Hello to all my fellow quarantined families! I hope that this blog post finds you healthy, happy, and filled with patience (or self-forgiveness for not being patient). Remember- we are all just humans doing the best we can.
On another note, this week’s blog goes out to the parents who have had to convince their child that no one made a mistake when they were identified as gifted- the psychologist didn’t give them only easy questions or accidently score the test incorrectly. They did not trick anyone or fake their way into the gifted program. If they had- they would have been mastermind prodigies, which would be very gifted in itself…
If this is a conversation you have had (or think you should have had), what your child may be experiencing is actually common among intellectual people who doubt themselves. It is a phenomenon called- “imposter syndrome”.

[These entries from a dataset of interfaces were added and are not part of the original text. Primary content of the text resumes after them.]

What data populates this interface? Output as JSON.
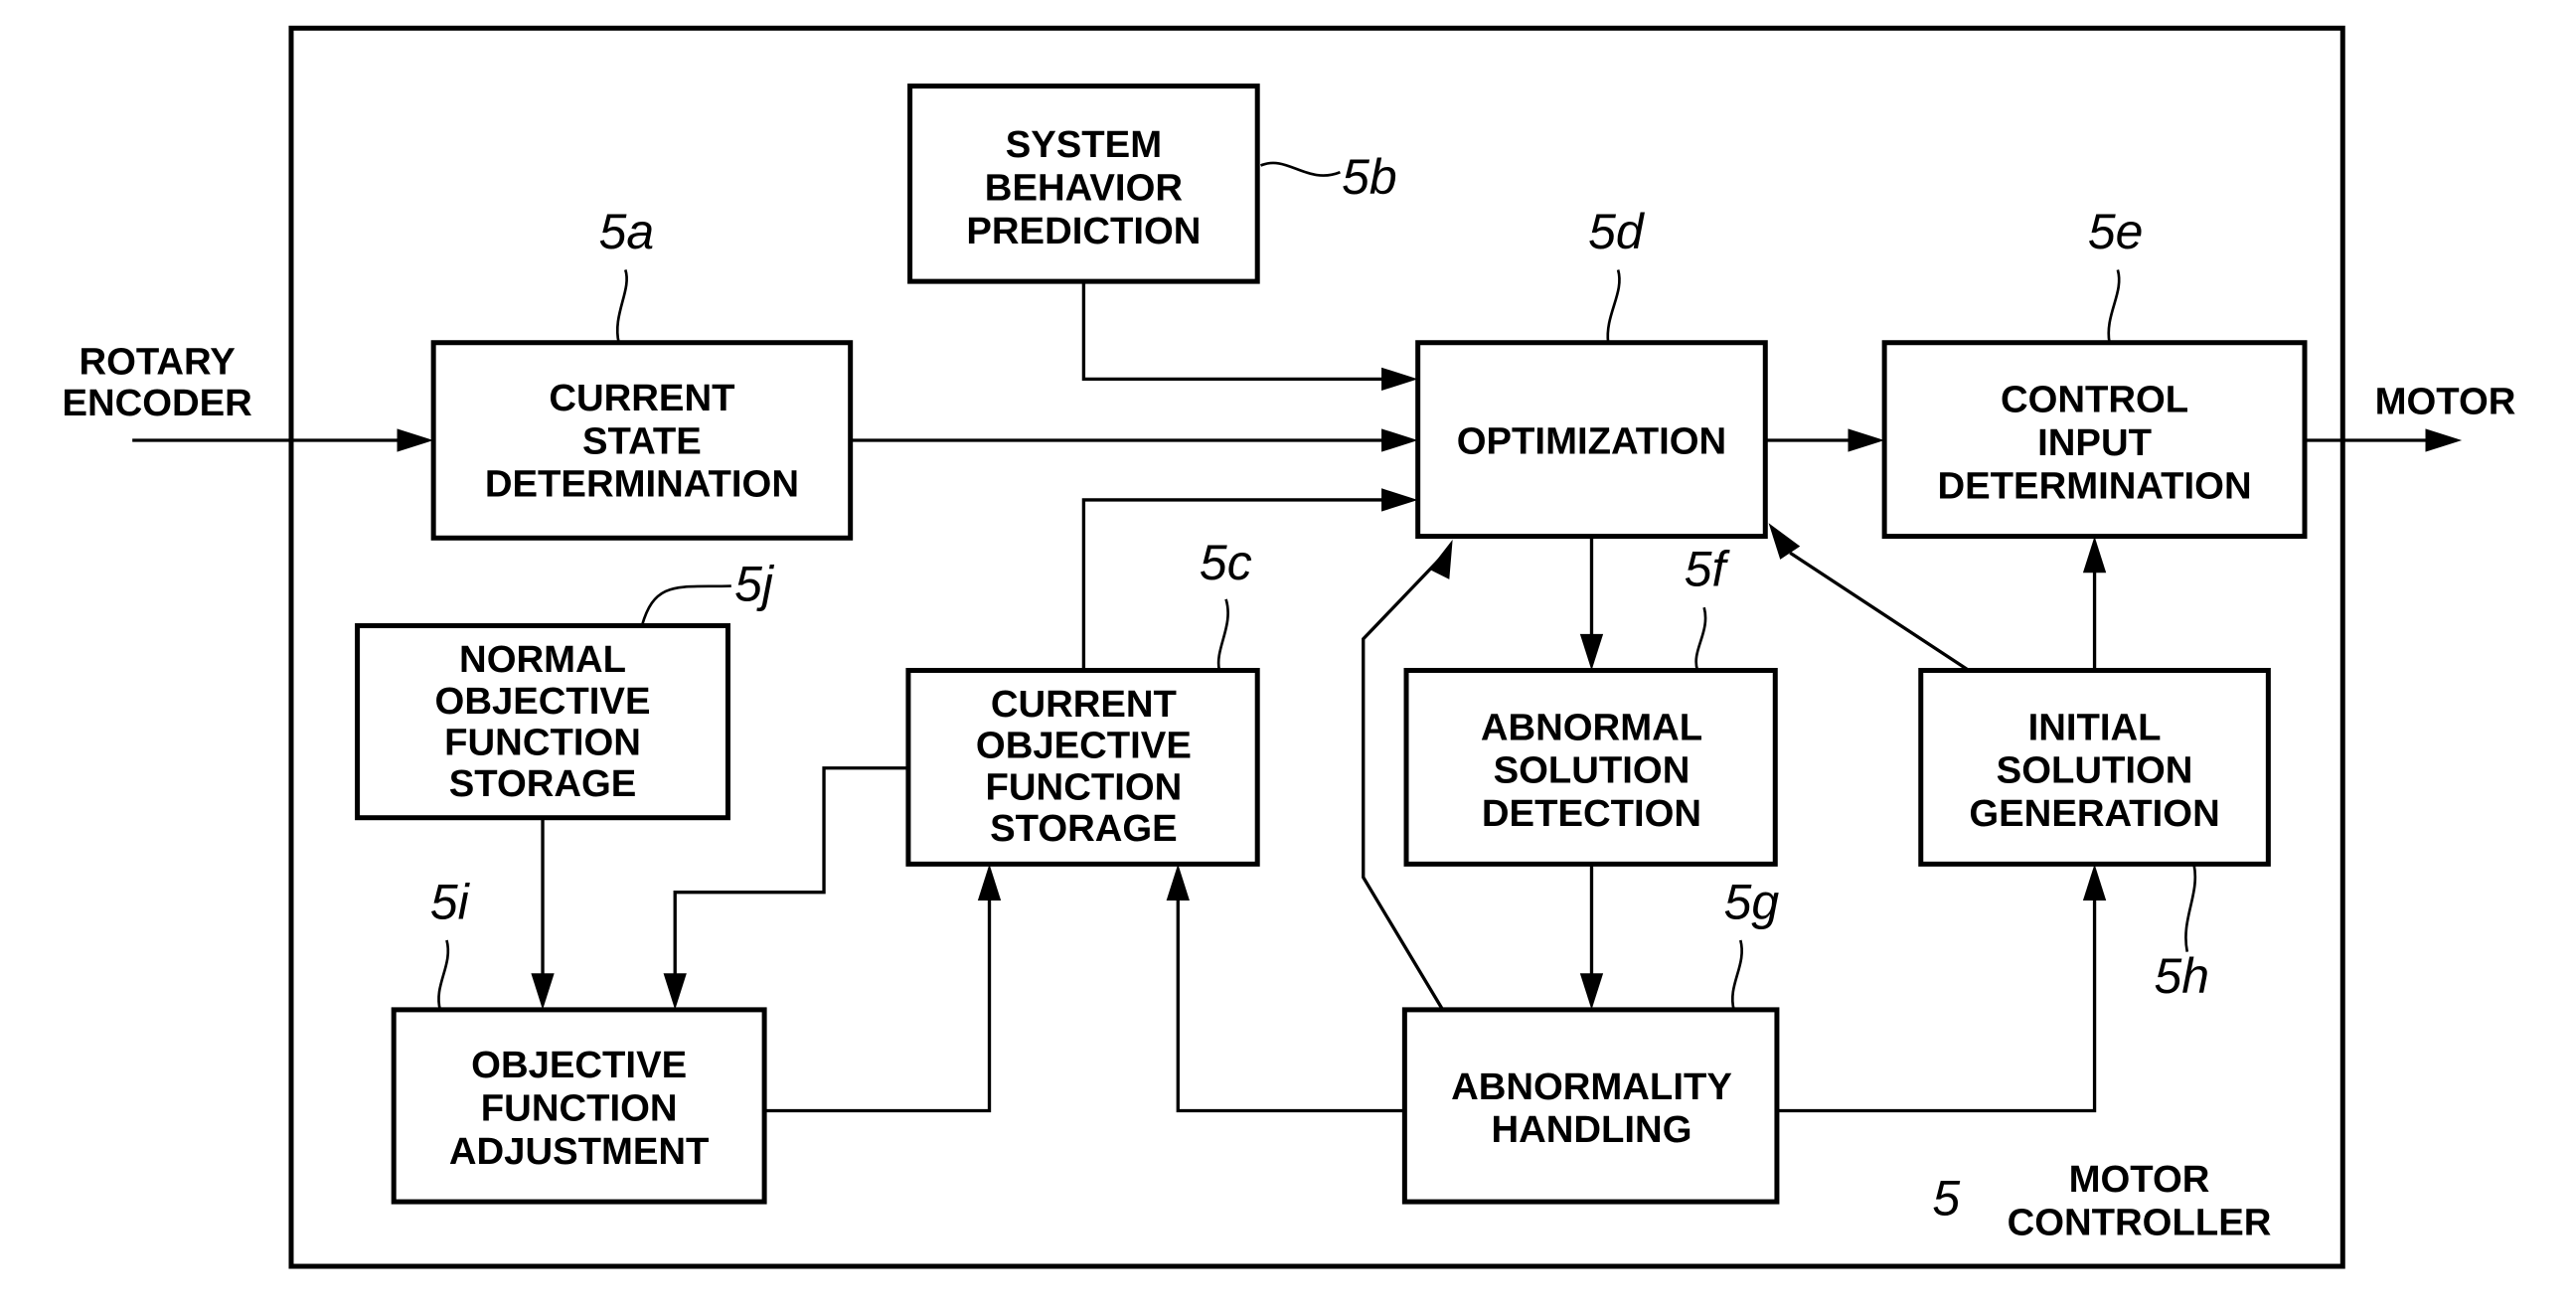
{
  "figure": {
    "container_label": [
      "MOTOR",
      "CONTROLLER"
    ],
    "container_ref": "5",
    "inputs": {
      "rotary_encoder": [
        "ROTARY",
        "ENCODER"
      ]
    },
    "outputs": {
      "motor": "MOTOR"
    }
  },
  "blocks": {
    "a": {
      "ref": "5a",
      "lines": [
        "CURRENT",
        "STATE",
        "DETERMINATION"
      ]
    },
    "b": {
      "ref": "5b",
      "lines": [
        "SYSTEM",
        "BEHAVIOR",
        "PREDICTION"
      ]
    },
    "c": {
      "ref": "5c",
      "lines": [
        "CURRENT",
        "OBJECTIVE",
        "FUNCTION",
        "STORAGE"
      ]
    },
    "d": {
      "ref": "5d",
      "lines": [
        "OPTIMIZATION"
      ]
    },
    "e": {
      "ref": "5e",
      "lines": [
        "CONTROL",
        "INPUT",
        "DETERMINATION"
      ]
    },
    "f": {
      "ref": "5f",
      "lines": [
        "ABNORMAL",
        "SOLUTION",
        "DETECTION"
      ]
    },
    "g": {
      "ref": "5g",
      "lines": [
        "ABNORMALITY",
        "HANDLING"
      ]
    },
    "h": {
      "ref": "5h",
      "lines": [
        "INITIAL",
        "SOLUTION",
        "GENERATION"
      ]
    },
    "i": {
      "ref": "5i",
      "lines": [
        "OBJECTIVE",
        "FUNCTION",
        "ADJUSTMENT"
      ]
    },
    "j": {
      "ref": "5j",
      "lines": [
        "NORMAL",
        "OBJECTIVE",
        "FUNCTION",
        "STORAGE"
      ]
    }
  },
  "connections": [
    {
      "from": "rotary_encoder",
      "to": "a"
    },
    {
      "from": "a",
      "to": "d"
    },
    {
      "from": "b",
      "to": "d"
    },
    {
      "from": "c",
      "to": "d"
    },
    {
      "from": "d",
      "to": "e"
    },
    {
      "from": "e",
      "to": "motor"
    },
    {
      "from": "d",
      "to": "f"
    },
    {
      "from": "f",
      "to": "g"
    },
    {
      "from": "g",
      "to": "d"
    },
    {
      "from": "g",
      "to": "c"
    },
    {
      "from": "g",
      "to": "h"
    },
    {
      "from": "h",
      "to": "d"
    },
    {
      "from": "h",
      "to": "e"
    },
    {
      "from": "j",
      "to": "i"
    },
    {
      "from": "c",
      "to": "i"
    },
    {
      "from": "i",
      "to": "c"
    }
  ]
}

The American Psychological Association describes people with imposter syndrome as, “those who attribute their accomplishments to luck rather than ability, and fears others will eventually unmask them as a fraud.” Imposter syndrome typically goes hand in hand with perfectionism and is characterized by intellectual self-doubt, anxiety, and depression.
So- here we have our amazing gifted students, who despite meeting generally the same qualifications for gifted placement feel like they don’t belong with their peers. Why do they feel like imposters?
Well- there might be a few reasons. For one, a common characteristic of giftedness is feeling different from others, they tend to overanalyze their place in home, school, social situations, etc. Another culprit is the tendency for gifted kids to struggle with perfectionism and feeling inadequate if they are not doing everything “right”.
However, it seems that the biggest contributor to imposter syndrome in gifted kids are the common misconceptions of what giftedness looks like. When parents, teachers, and peers believe these misconceptions or myths of giftedness, it can make some students feel like frauds. The National Association of Gifted Children report that common misconceptions/myths about giftedness include the idea that gifted students do not need help-they are fine on their own (intrinsically driven), that they are generally well behaved and make good class tutors/mentors, they always get As, and they are gifted in all areas. Oftentimes, people assume that gifted students will be naturally talented in and love Math and Science or will read many levels above their same age peers or will thrive with extra projects and work.
Yes- there are some gifted students who meet the criteria of all these misconceptions, but so many others don’t. These could become the kids who stop enjoying school, question where they belong, and underestimate the unique talents they possess.
If your child is one of those who has expressed their concern over the validity of their gifted test- look up imposter syndrome together. Almost every student I have discussed this with has been flabbergasted that there is actually a name for how they have been feeling.
Some other tips that can help are:
- Look up “famous failures” and read about people like Walt Disney and Albert Einstein who didn’t seem “gifted” to others.
- Remind your child of interesting things they did when they were little that indicated their unique talents.
- Discuss and work against perfectionism daily- make it a conscious effort.
- Educate nay-sayers, help inform those who have drastic misconceptions of what giftedness looks like.
Most importantly, I want to wrap this post up with the reminder that your child is more than a label, they are more than an IQ/FSA/GPA/SAT score, they are valued more than their numbers of followers/likes/friends on social media, and they-above all else- need love, kindness, and forgiveness.
I wish you all the best!